Hainer and colleagues’ research delves into how cell fate specification and its dysregulation are mediated at the interface of transcription and chromatin dynamics—fundamental mechanisms that shape all aspects of biology, including development and disease.

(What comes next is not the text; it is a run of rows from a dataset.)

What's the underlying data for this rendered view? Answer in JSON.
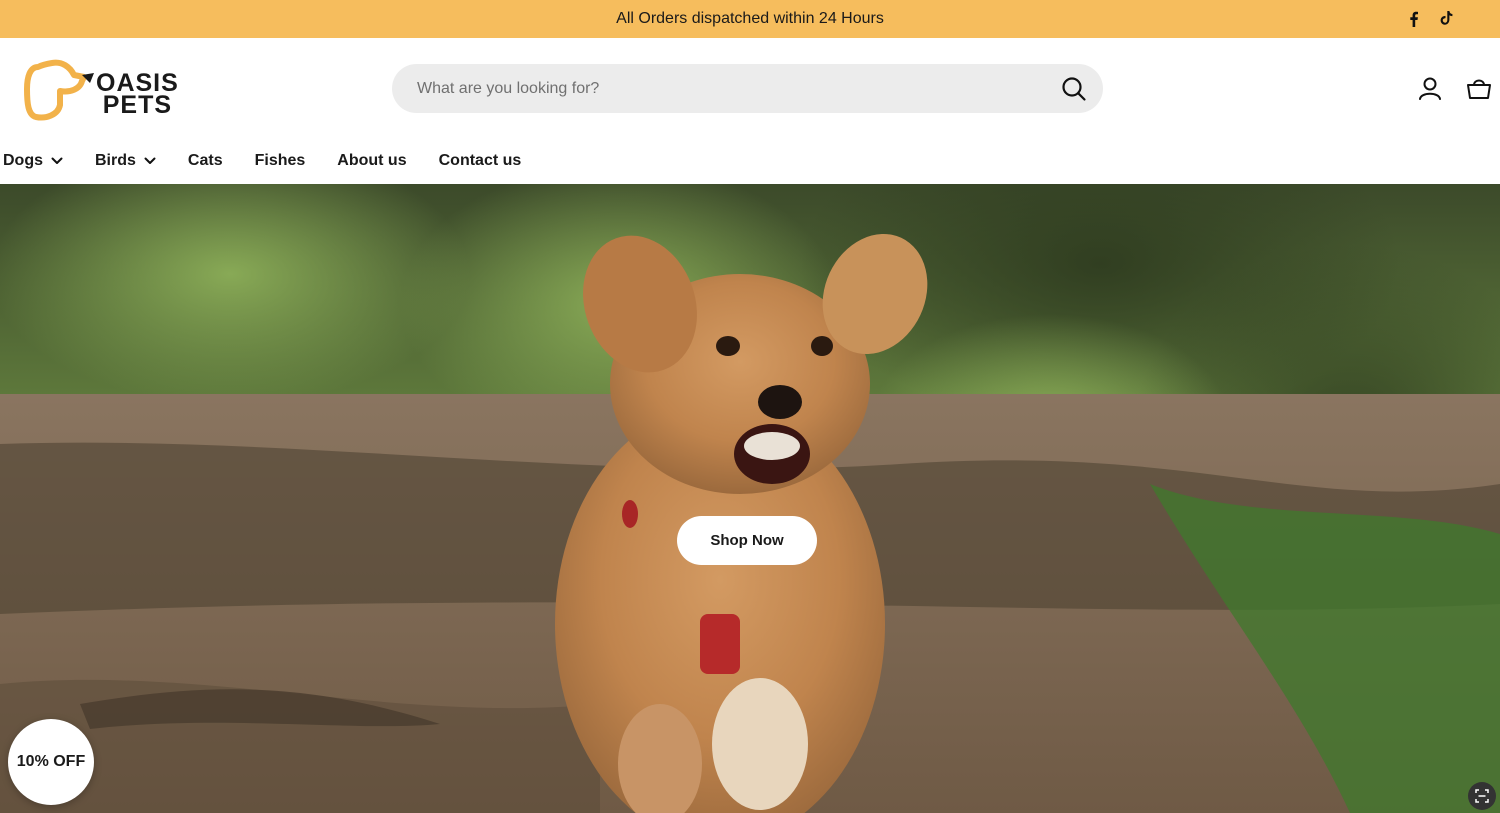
{
  "announcement": {
    "text": "All Orders dispatched within 24 Hours",
    "background": "#f6bd5d",
    "social": [
      "facebook-icon",
      "tiktok-icon"
    ]
  },
  "header": {
    "logo": {
      "line1": "OASIS",
      "line2": "PETS",
      "brand_color": "#f2b24a"
    },
    "search": {
      "placeholder": "What are you looking for?",
      "value": ""
    },
    "icons": [
      "search-icon",
      "account-icon",
      "cart-icon"
    ]
  },
  "nav": {
    "items": [
      {
        "label": "Dogs",
        "dropdown": true
      },
      {
        "label": "Birds",
        "dropdown": true
      },
      {
        "label": "Cats",
        "dropdown": false
      },
      {
        "label": "Fishes",
        "dropdown": false
      },
      {
        "label": "About us",
        "dropdown": false
      },
      {
        "label": "Contact us",
        "dropdown": false
      }
    ]
  },
  "hero": {
    "cta_label": "Shop Now"
  },
  "popups": {
    "discount_label": "10% OFF",
    "scan_icon": "scan-icon"
  }
}
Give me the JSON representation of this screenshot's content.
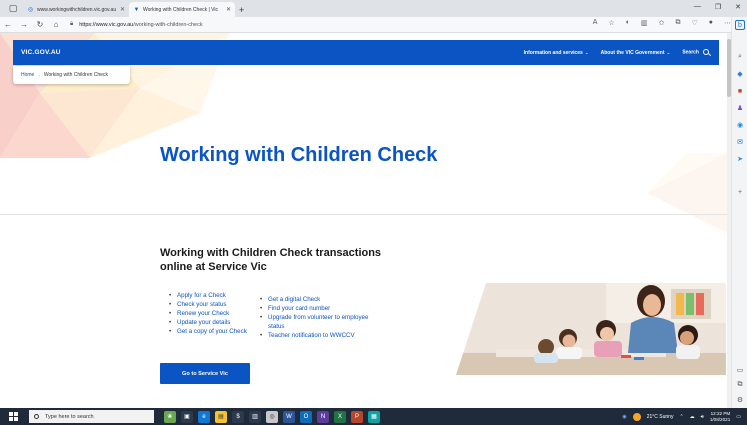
{
  "browser": {
    "tabs": [
      {
        "label": "www.workingwithchildren.vic.gov.au",
        "active": false
      },
      {
        "label": "Working with Children Check | Vic",
        "active": true
      }
    ],
    "url_host": "https://www.vic.gov.au",
    "url_path": "/working-with-children-check"
  },
  "site": {
    "logo": "VIC.GOV.AU",
    "nav": [
      "Information and services",
      "About the VIC Government"
    ],
    "search_label": "Search"
  },
  "breadcrumb": {
    "home": "Home",
    "current": "Working with Children Check"
  },
  "page": {
    "title": "Working with Children Check",
    "section_title": "Working with Children Check transactions online at Service Vic",
    "links_left": [
      "Apply for a Check",
      "Check your status",
      "Renew your Check",
      "Update your details",
      "Get a copy of your Check"
    ],
    "links_right": [
      "Get a digital Check",
      "Find your card number",
      "Upgrade from volunteer to employee status",
      "Teacher notification to WWCCV"
    ],
    "cta": "Go to Service Vic"
  },
  "taskbar": {
    "search_placeholder": "Type here to search",
    "weather": "21°C  Sunny",
    "time": "12:22 PM",
    "date": "1/08/2021"
  },
  "colors": {
    "brand_blue": "#0b54c3",
    "taskbar": "#1f2a3a"
  }
}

Specifically, Hainer and colleagues have focused on the role of the essential chromatin remodeler, BAF, in embryonic stem (ES) cell fate. They mechanistically defined a novel role for BAF in repressing the expression of noncoding RNAs throughout the genome of ES cells, also marking the identification of the first global regulator of a specific class of noncoding RNAs termed enhancer RNAs. They further demonstrated a role for BAF in regulating pluripotency factor localization on chromatin in both ES cells and blastocysts. Importantly, the latter was due to their technological breakthrough that permitted, for the first time, determining factor localization on chromatin in single cells and early embryos. Therefore, Hainer’s research program integrates perspectives of genetics and chromatin control into the systems biology of cell-fate specification.